This dissertation examines the barriers to gender equity in higher education in Papua New Guinea (PNG). It highlights the critical role higher education potentially might play in equitable human resource development, pointing towards a sustainable and strategic plan to reduce gender inequities. This study is motivated by imperatives at three levels: personal, national and international. At the personal level, drawing on the advice of feminist thought which recognises that the personal is political, several women’s stories set a frame that locates the candidate as a participant and a person interested in pursuing equity in higher education in PNG. The literature review provides the national and international contexts that frame this dissertation within these equity imperatives.
Importantly, this dissertation locates itself in PNG’s matrilineal and patrilineal societies, acknowledging the potential contribution of these lifestyles in the hope of adopting positive cultural values from both societies towards proposing sustainable and equitable gender strategies. The dissertation employs gender and feminist theory in order to embrace a relevant theoretical and conceptual framework to determine feasible and sustainable strategies and conceptual frameworks in analysing the research problem, the research questions, the research methodology and the thesis genre. The three adopted conceptual frameworks are: a Gender Inclusive Curriculum, a Cultural Competence and a Strength Based Framework. These frameworks reinforce the need for multimethod approaches in seeking answers to the research questions.
The study utilises a survey and document analysis methodology, with two universities selected for intensive investigation. Surveys were administered to samples of university lecturers, administrators and students, along with a content analysis of relevant policies and documents. The responses revealed the types of barriers encountered and sought understanding of gender equity policies, practices and inclusive curriculum. The research

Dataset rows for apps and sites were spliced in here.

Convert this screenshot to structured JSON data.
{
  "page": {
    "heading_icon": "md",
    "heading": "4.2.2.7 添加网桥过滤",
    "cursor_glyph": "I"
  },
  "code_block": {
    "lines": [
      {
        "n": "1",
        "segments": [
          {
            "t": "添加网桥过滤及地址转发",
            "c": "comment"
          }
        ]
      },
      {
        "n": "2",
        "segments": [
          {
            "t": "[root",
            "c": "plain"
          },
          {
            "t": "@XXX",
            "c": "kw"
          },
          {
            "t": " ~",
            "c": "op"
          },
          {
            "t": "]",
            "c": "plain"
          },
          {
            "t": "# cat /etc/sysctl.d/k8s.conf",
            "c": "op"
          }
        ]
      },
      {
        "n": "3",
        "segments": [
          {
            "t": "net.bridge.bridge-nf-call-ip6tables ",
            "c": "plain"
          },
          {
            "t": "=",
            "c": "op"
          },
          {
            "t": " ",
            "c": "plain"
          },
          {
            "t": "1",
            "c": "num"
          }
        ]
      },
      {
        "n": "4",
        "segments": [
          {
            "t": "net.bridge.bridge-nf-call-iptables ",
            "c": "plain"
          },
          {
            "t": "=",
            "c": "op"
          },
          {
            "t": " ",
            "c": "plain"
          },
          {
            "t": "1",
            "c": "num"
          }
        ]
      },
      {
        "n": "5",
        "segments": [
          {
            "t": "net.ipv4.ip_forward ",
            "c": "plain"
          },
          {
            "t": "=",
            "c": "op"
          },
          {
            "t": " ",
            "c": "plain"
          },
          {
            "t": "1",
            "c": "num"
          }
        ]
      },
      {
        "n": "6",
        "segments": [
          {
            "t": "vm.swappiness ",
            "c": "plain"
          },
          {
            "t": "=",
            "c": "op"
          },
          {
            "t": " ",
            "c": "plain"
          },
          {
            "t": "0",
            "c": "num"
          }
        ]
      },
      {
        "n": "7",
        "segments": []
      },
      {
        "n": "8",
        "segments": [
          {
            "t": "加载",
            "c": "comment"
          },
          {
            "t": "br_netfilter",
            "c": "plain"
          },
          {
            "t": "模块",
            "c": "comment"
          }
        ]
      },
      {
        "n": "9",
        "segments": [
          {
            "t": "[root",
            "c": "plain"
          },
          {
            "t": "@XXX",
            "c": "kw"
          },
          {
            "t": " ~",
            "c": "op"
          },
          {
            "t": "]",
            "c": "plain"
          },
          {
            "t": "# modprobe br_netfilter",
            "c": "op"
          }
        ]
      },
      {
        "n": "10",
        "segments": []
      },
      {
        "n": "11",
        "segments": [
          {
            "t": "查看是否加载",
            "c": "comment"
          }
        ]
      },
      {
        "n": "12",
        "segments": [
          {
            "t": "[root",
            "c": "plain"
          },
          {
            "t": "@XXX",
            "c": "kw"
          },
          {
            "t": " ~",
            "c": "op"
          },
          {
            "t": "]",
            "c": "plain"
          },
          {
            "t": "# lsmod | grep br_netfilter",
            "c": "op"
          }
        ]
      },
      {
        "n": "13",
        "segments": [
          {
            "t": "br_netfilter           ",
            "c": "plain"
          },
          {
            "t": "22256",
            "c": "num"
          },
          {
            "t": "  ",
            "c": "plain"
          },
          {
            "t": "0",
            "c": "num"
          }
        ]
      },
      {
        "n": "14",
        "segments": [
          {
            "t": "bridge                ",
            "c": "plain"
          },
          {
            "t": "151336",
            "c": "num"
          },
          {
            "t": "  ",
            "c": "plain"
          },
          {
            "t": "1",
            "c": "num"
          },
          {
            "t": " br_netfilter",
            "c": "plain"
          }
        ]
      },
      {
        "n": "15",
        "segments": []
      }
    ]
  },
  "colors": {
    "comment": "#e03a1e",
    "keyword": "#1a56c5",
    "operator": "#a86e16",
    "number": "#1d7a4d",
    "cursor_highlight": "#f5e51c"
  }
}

revealed a range of gender barriers that can be classified as social, economic, cultural, educational and political. This reinforced what was predicted from the literature review. The striking finding of this study was the underlying factor causing the gender inequities, that is, the existence of pervasive, deeply entrenched cultural beliefs held by decision-makers and those in authority that positioned women as secondary, which marginalised and consequently impeded the progress of women. The findings also revealed that the staff, students and the wider community lacked understanding of the concepts of gender equity and inclusive curriculum. The study identified the need for positive action for gender equity policies to be administered. The main recommendations of this study outline strategic and sustainable plans for a national long term Gender Equity in Education Policy Implementation and Sustainable Strategic Plan 2008-2020 and a Long Term Strategic Plan for Women in Higher Education 2008-2020 Strategic Plan. These initiatives are recommended for inauguration at the national legislative level where they have the potential to be better resourced and managed. It is anticipated that after having established a national equity office as proposed by these two strategic plans, a role-model centre be established that will filter through to the regional, provincial and local institutions.
This dissertation is significant because it is the first of its kind in PNG, and it is aimed firmly at better understanding the reasons for gender inequity in higher education and importantly, in providing proactive strategic plans to address these factors. It has the potential to lead the way to a significant cultural shift in the higher education context of PNG.